The premise of The Internship is built on fairly simple principles: The digital age is no place for watch salesmen Billy (Vaughn) and Nick (Wilson), with everyone dependent on their smartphones to check the time of day. When the boss (John Goodman) closes up shop without warning, the pair must find a way to start anew.

Nick reluctantly accepts a job at a mattress store owned by his brother-in-law (Will Ferrell in a cameo), but Billy has bigger dreams. Billy gets lucky when he discovers that Google is interviewing for their summer internship program. The pair are then on their way to Mountain View, California, to the Google campus where they are faced with job competitors half their age and exponentially more tech-savvy. They must collaborate with their team of misfit geeks if they want to win new jobs.

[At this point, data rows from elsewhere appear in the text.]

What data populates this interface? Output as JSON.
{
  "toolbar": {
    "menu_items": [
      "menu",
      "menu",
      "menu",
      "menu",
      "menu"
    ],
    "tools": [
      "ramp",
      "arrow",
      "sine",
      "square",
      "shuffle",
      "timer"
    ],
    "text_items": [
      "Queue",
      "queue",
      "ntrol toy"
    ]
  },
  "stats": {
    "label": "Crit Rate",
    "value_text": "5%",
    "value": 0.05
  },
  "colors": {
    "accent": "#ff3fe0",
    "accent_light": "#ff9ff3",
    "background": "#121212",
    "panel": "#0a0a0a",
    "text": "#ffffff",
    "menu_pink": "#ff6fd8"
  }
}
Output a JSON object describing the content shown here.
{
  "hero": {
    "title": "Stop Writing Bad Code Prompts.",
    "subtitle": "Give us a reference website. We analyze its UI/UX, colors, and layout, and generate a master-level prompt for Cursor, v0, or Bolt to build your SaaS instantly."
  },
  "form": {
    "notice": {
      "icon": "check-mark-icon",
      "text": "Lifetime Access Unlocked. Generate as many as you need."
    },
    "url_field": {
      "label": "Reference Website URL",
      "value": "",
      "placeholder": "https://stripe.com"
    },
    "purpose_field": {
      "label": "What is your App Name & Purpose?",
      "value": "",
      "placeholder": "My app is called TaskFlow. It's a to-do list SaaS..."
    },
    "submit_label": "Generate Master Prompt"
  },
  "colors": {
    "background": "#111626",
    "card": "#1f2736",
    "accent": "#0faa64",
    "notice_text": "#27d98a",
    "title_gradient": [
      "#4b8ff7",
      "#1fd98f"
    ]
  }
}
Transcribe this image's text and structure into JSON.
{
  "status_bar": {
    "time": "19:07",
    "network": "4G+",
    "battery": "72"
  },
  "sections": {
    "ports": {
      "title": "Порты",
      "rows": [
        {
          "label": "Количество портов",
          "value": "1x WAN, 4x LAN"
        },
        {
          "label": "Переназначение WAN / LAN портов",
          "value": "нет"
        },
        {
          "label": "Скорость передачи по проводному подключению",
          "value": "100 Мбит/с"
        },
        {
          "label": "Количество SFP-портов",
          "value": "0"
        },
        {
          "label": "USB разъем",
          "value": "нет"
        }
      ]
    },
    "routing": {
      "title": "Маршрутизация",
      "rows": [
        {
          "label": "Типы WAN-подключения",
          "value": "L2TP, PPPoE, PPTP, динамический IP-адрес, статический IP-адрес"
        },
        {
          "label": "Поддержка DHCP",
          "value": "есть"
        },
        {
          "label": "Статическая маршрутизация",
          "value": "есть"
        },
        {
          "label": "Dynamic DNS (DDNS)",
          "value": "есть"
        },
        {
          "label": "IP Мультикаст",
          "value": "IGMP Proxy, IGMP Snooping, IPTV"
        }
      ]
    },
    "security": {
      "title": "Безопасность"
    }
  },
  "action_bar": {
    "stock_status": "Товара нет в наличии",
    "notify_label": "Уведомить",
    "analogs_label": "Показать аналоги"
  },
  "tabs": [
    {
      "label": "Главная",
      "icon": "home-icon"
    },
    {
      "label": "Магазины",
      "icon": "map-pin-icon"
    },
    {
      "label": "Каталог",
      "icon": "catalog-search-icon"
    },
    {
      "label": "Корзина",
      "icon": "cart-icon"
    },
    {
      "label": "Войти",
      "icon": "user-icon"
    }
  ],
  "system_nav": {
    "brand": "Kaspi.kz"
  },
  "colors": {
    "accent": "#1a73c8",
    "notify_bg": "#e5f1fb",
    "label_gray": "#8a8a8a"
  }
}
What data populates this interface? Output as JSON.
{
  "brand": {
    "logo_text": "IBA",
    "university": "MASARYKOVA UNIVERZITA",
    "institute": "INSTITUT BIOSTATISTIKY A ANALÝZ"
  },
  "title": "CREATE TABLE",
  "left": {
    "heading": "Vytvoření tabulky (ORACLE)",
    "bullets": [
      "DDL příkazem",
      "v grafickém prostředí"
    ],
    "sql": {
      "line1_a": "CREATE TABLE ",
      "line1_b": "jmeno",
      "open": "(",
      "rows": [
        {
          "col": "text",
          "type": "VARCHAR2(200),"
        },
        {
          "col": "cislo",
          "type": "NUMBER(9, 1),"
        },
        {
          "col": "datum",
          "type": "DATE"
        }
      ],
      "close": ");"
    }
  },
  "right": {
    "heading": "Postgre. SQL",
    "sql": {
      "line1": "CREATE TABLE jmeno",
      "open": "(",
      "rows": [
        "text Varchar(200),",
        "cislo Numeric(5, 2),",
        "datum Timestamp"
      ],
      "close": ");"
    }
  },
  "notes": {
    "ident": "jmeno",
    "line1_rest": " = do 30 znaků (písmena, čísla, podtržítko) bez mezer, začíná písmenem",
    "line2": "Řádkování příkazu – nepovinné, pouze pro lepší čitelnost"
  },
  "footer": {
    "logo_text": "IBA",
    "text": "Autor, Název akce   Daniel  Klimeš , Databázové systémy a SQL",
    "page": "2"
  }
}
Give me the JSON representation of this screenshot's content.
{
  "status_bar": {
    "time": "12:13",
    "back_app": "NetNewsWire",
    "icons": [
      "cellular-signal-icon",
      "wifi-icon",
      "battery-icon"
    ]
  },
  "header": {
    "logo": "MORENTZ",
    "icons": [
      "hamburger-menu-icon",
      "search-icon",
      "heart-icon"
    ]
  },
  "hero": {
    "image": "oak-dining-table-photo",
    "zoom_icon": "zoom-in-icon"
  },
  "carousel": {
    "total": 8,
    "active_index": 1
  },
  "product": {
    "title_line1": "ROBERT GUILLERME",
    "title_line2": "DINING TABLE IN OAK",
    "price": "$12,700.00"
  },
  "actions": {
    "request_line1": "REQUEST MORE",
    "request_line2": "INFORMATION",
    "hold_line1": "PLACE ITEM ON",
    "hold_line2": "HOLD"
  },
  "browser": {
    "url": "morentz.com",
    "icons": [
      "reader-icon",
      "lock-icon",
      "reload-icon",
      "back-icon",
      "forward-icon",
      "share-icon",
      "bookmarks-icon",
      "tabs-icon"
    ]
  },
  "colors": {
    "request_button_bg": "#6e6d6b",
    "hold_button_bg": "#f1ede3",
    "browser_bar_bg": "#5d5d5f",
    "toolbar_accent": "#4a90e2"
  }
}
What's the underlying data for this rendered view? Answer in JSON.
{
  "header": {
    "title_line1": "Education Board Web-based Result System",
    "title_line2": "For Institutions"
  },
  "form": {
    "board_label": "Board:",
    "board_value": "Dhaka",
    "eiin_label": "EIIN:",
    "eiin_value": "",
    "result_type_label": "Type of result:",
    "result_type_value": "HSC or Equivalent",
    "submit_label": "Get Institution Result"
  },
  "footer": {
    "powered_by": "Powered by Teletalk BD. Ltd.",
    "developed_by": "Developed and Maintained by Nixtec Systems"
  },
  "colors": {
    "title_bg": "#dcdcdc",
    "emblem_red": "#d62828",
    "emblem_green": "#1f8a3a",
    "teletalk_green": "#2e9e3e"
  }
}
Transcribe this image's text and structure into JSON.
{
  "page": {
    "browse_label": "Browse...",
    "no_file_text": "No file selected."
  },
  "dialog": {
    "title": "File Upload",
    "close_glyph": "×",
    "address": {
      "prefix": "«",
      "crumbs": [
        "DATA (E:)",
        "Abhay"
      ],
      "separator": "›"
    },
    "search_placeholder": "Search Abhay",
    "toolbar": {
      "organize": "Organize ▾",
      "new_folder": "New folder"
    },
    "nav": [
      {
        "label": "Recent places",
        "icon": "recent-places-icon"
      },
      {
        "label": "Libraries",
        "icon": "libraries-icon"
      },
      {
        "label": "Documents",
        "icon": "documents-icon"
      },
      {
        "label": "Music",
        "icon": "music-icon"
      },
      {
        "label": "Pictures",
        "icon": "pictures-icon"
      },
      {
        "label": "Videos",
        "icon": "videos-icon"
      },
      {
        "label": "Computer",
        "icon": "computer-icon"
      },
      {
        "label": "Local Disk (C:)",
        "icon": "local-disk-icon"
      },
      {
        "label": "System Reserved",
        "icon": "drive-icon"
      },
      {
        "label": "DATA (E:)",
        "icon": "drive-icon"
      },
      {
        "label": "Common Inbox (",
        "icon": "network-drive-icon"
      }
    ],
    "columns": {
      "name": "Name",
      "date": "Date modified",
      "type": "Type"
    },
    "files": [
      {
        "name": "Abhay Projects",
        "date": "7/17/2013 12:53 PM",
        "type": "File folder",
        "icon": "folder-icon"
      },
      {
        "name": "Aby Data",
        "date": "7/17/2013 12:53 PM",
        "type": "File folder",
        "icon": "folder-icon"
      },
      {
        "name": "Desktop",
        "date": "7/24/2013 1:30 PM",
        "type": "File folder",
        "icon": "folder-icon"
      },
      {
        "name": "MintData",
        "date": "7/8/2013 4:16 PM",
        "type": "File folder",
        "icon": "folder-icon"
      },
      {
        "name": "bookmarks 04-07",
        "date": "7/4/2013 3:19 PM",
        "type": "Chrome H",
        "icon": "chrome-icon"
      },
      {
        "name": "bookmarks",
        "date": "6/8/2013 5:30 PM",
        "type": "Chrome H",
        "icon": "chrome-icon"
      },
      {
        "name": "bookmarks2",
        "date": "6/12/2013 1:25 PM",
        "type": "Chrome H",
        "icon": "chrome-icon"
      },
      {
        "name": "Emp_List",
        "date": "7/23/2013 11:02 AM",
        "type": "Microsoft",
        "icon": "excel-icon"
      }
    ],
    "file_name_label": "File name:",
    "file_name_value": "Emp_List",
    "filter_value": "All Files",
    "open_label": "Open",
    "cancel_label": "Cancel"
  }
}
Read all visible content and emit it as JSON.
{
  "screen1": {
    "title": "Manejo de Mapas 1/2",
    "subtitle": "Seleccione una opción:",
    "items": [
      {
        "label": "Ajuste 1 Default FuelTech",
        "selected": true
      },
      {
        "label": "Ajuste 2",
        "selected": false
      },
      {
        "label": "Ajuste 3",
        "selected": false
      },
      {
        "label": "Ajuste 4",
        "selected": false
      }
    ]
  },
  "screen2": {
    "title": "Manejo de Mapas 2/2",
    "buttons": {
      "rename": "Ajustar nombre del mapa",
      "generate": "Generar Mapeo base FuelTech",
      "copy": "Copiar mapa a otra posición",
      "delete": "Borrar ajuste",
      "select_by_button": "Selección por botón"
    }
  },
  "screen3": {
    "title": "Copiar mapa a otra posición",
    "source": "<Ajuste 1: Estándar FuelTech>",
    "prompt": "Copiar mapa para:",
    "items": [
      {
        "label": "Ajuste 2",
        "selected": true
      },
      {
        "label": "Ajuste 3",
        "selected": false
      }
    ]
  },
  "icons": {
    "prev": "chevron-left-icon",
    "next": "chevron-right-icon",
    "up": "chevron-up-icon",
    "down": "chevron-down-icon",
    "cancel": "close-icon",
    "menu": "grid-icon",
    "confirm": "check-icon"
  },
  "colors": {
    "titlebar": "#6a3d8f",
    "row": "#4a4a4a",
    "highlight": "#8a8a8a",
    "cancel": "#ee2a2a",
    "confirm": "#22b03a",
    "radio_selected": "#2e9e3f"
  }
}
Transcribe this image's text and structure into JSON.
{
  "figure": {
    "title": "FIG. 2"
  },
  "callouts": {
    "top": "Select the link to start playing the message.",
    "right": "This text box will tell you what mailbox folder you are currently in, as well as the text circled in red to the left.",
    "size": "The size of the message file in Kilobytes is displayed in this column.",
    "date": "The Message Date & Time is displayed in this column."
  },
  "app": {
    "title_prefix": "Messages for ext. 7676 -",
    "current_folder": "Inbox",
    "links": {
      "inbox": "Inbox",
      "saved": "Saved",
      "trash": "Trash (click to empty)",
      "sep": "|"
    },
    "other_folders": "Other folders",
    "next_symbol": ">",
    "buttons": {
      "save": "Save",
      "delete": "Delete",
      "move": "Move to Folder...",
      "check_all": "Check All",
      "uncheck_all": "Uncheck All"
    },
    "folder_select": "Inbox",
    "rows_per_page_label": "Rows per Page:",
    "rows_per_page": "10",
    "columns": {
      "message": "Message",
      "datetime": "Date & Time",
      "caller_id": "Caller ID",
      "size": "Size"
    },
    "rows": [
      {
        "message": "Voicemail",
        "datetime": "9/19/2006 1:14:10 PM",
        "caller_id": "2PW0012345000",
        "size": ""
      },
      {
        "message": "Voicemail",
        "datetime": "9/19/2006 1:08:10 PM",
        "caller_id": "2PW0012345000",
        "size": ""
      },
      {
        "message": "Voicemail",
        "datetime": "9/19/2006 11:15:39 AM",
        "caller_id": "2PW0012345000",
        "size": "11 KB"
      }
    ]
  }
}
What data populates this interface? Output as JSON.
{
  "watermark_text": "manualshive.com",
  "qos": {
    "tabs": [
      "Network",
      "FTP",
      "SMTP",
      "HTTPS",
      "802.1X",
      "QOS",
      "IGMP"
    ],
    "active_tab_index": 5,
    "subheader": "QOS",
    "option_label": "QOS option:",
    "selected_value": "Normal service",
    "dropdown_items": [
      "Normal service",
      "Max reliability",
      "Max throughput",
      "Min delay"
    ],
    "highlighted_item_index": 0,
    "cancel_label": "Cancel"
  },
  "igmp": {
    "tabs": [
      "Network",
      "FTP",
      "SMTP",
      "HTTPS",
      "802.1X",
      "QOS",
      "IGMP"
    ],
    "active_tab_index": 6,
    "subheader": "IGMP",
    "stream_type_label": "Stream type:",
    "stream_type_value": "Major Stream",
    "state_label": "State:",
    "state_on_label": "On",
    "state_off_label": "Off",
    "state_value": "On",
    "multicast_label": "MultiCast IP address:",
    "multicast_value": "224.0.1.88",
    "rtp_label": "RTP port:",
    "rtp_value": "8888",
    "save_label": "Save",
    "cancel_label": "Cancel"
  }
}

The Internship contains some sidesplitting laughs, most often from Billy and Nick's attempts to embrace modern culture, such as video conferencing or workplace ethics principles. The writing is fairly balanced in regards to not relying solely on the lead actors -- rather, a slight amount of attention is given to the supporting characters on Billy and Nick's "Noogle" team. This approach allows Vaughn to take on a more fatherly role, although I don't think most fathers would take their twentysomething kids to a strip club and encourage them to drink copious amounts of alcohol.

A message of the The Internship that isn't played out fully is that technology and social media are creating a generation of young people lacking basic social skills, due to "techgazing" into their phones or laptops rather than engaging with live people. This subplot, built primarily around Stuart (Dylan O'Brien), could have been fleshed out a bit more, as well as the character of Neha (Tiya Sirca) -- the pair of characters are hastily thrust together almost as an afterthought with no visible chemistry prior to the closing scenes. I found the subplot of homeschooled Yo-Yo Santos (Tobit Raphael) quite disturbing, in which his trichotillomania is a result of bullying from his overbearing mother, and his missing eyebrow was a constant reminder of her disapproval of demonstrative love and pressure to succeed ... not to mention her physical beatings.

The Internship was well cast, with Vaughn a bit more restrained than we've seen in many of his roles. Wilson is his typical self and well suited for playing off Vaughn's verbosity, but comes across more as playing rather than actually being the character of Nick. The  supporting cast members were excellent, and I especially enjoyed Aasif Mandvi's role as the formidable Mr. Chetty.

What many viewers might find most appealing about The Internship is the opportunity to see behind the curtain, although one has to wonder how much this fictionalized version resembles the reality of the Google internship program process. Heavy product placement from the gamut of Google applications alludes to a heavy involvement in script approval, almost as if the writing was put through Google's own SafeSearch filters. This theory applies not just to the representation of the inner workings of Google, but also the oddity of the intern team stumbling across the only strip club in San Francisco where the dancers don't actually take their clothes off.

Speaking of which, with a rating of PG-13 it's understandable why no nudity is portrayed onscreen in The Internship. Seated next to a 13-year-old during the screening, however, I found myself squirming at the verbal jokes and physical humor surrounding sex and testicles. Oddly enough, she was more bothered by plot holes that she'd noticed rather than the references, perhaps confirming the generational gap and the desensitization of our youth at an earlier age. I would still caution parents to consider whether this film is age appropriate.

Overall, I enjoyed The Internship ... but don't expect it to be the comedy of the year for 2013.